|International Classification||G06F12/00, G06F12/08, G06F12/04|
|Cooperative Classification||G06F12/04, G06F12/0802, Y02B60/1225|
|European Classification||G06F12/04, G06F12/08B|
|Jul 30, 1999||AS||Assignment|
Owner name: INTERNATIONAL BUSINESS MACHINES CORPORATION, NEW Y
Free format text: ASSIGNMENT OF ASSIGNORS INTEREST;ASSIGNORS:LEASURE, TERRY L.;LATTIMORE, GEORGE M.;ROSS, ROBERT A., JR.;AND OTHERS;REEL/FRAME:010149/0724;SIGNING DATES FROM 19990722 TO 19990726
|Aug 15, 2006||CC||Certificate of correction|

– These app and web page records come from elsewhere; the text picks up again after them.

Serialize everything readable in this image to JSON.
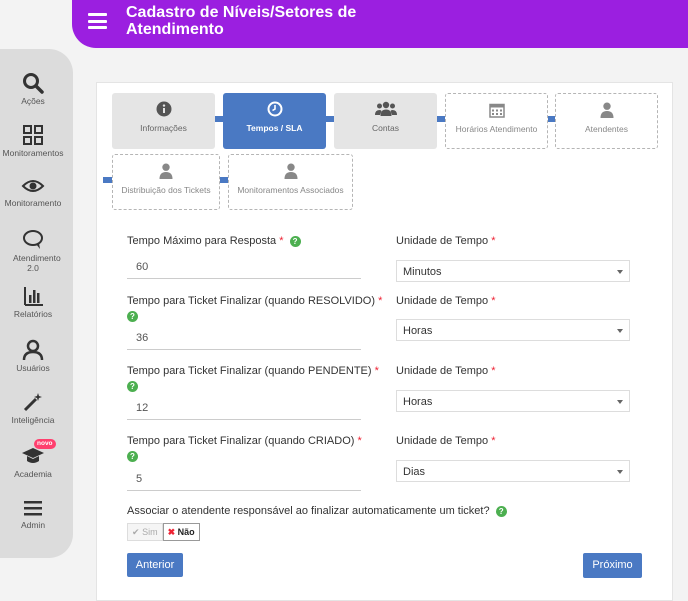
{
  "header": {
    "title": "Cadastro de Níveis/Setores de Atendimento"
  },
  "sidebar": {
    "items": [
      {
        "label": "Ações"
      },
      {
        "label": "Monitoramentos"
      },
      {
        "label": "Monitoramento"
      },
      {
        "label": "Atendimento 2.0"
      },
      {
        "label": "Relatórios"
      },
      {
        "label": "Usuários"
      },
      {
        "label": "Inteligência"
      },
      {
        "label": "Academia",
        "badge": "novo"
      },
      {
        "label": "Admin"
      }
    ]
  },
  "steps": [
    {
      "label": "Informações",
      "state": "done"
    },
    {
      "label": "Tempos / SLA",
      "state": "active"
    },
    {
      "label": "Contas",
      "state": "done"
    },
    {
      "label": "Horários Atendimento",
      "state": "pending"
    },
    {
      "label": "Atendentes",
      "state": "pending"
    },
    {
      "label": "Distribuição dos Tickets",
      "state": "pending"
    },
    {
      "label": "Monitoramentos Associados",
      "state": "pending"
    }
  ],
  "form": {
    "rows": [
      {
        "label": "Tempo Máximo para Resposta",
        "value": "60",
        "unit_label": "Unidade de Tempo",
        "unit": "Minutos"
      },
      {
        "label": "Tempo para Ticket Finalizar (quando RESOLVIDO)",
        "value": "36",
        "unit_label": "Unidade de Tempo",
        "unit": "Horas"
      },
      {
        "label": "Tempo para Ticket Finalizar (quando PENDENTE)",
        "value": "12",
        "unit_label": "Unidade de Tempo",
        "unit": "Horas"
      },
      {
        "label": "Tempo para Ticket Finalizar (quando CRIADO)",
        "value": "5",
        "unit_label": "Unidade de Tempo",
        "unit": "Dias"
      }
    ],
    "required_mark": "*",
    "help_mark": "?",
    "associate_question": "Associar o atendente responsável ao finalizar automaticamente um ticket?",
    "toggle": {
      "yes": "Sim",
      "no": "Não",
      "selected": "Não"
    }
  },
  "buttons": {
    "prev": "Anterior",
    "next": "Próximo"
  },
  "colors": {
    "brand": "#9b1fe0",
    "primary": "#4a79c3",
    "help": "#4caf50",
    "required": "#e23",
    "badge": "#ff3f6e"
  }
}
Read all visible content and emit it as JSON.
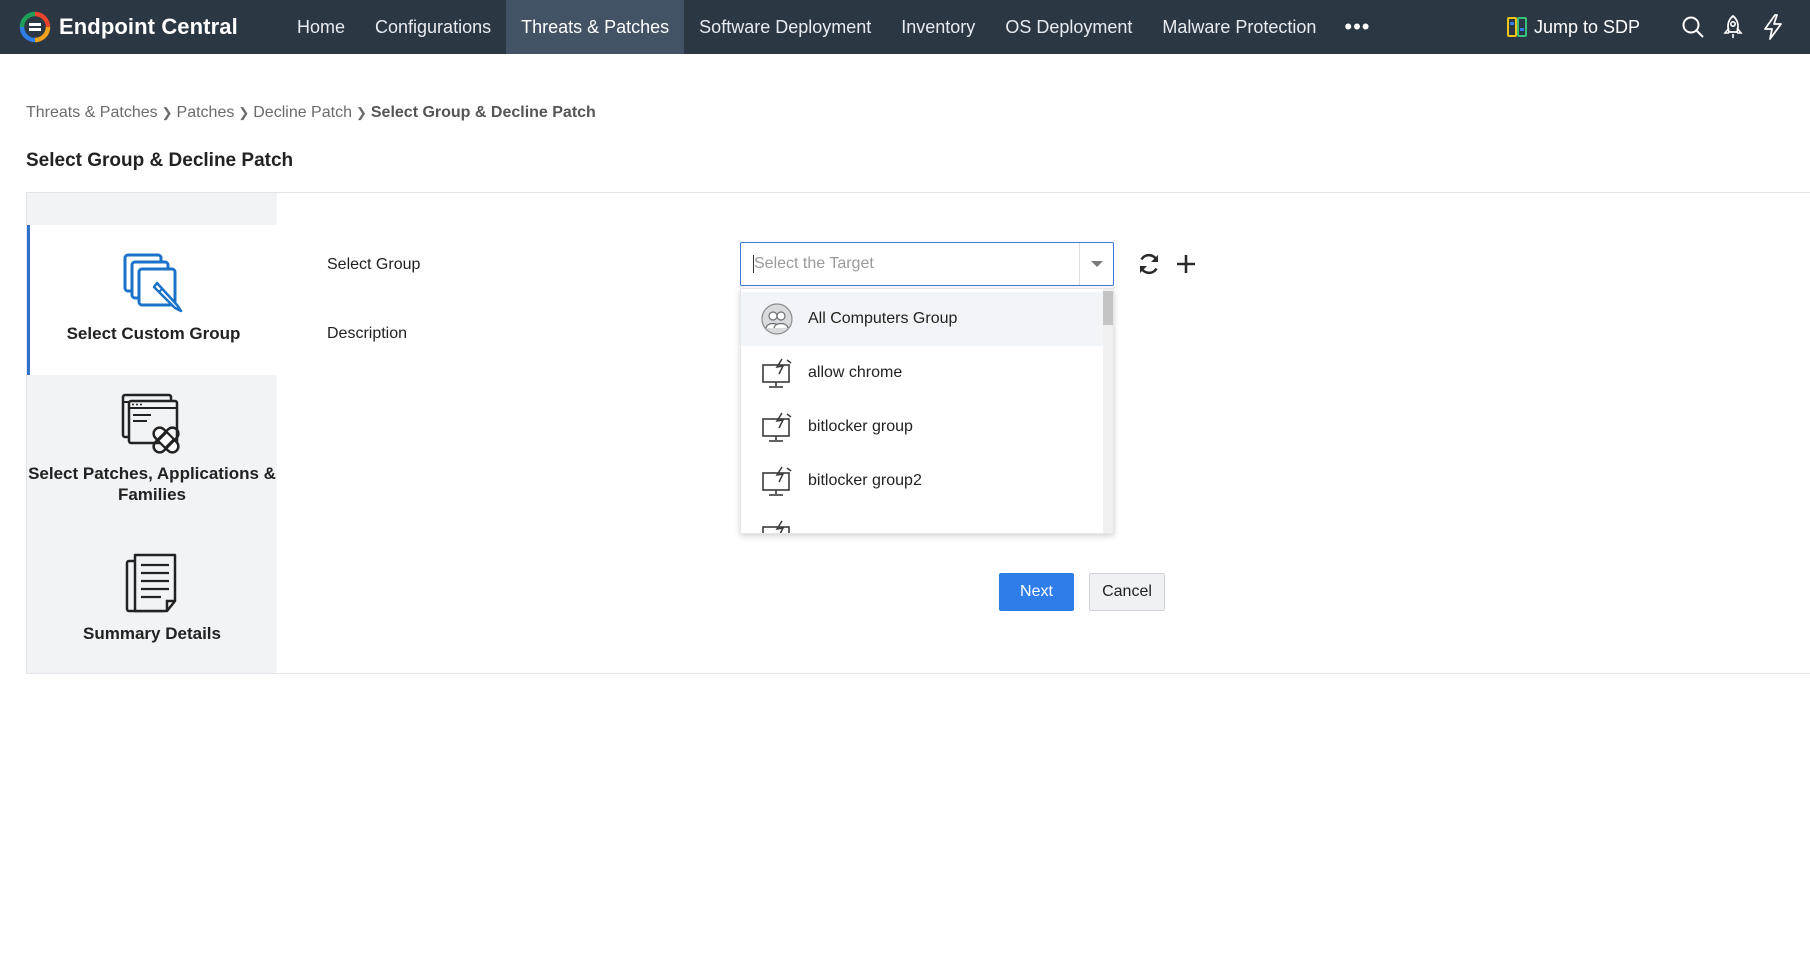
{
  "app": {
    "brand": "Endpoint Central"
  },
  "nav": {
    "items": [
      {
        "label": "Home"
      },
      {
        "label": "Configurations"
      },
      {
        "label": "Threats & Patches"
      },
      {
        "label": "Software Deployment"
      },
      {
        "label": "Inventory"
      },
      {
        "label": "OS Deployment"
      },
      {
        "label": "Malware Protection"
      }
    ],
    "more_glyph": "•••",
    "jump_label": "Jump to SDP",
    "icons": [
      "search-icon",
      "rocket-icon",
      "lightning-icon"
    ],
    "active": "Threats & Patches"
  },
  "breadcrumb": {
    "items": [
      "Threats & Patches",
      "Patches",
      "Decline Patch"
    ],
    "current": "Select Group & Decline Patch"
  },
  "page": {
    "title": "Select Group & Decline Patch"
  },
  "steps": [
    {
      "label": "Select Custom Group",
      "icon": "custom-group-icon",
      "active": true
    },
    {
      "label": "Select Patches, Applications & Families",
      "icon": "patches-icon",
      "active": false
    },
    {
      "label": "Summary Details",
      "icon": "summary-document-icon",
      "active": false
    }
  ],
  "form": {
    "group_label": "Select Group",
    "description_label": "Description",
    "select_placeholder": "Select the Target",
    "select_value": ""
  },
  "dropdown": {
    "options": [
      {
        "label": "All Computers Group",
        "icon": "users-group-icon"
      },
      {
        "label": "allow chrome",
        "icon": "computer-group-icon"
      },
      {
        "label": "bitlocker group",
        "icon": "computer-group-icon"
      },
      {
        "label": "bitlocker group2",
        "icon": "computer-group-icon"
      }
    ]
  },
  "buttons": {
    "next": "Next",
    "cancel": "Cancel"
  },
  "colors": {
    "topbar": "#2c3744",
    "nav_active": "#435264",
    "primary": "#2f7de8",
    "step_accent": "#2f6fce"
  }
}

|Jan 13, 2009||REMI||Maintenance fee reminder mailed|
|Jul 5, 2009||LAPS||Lapse for failure to pay maintenance fees|
|Aug 25, 2009||FP||Expired due to failure to pay maintenance fee|
Effective date: 20090705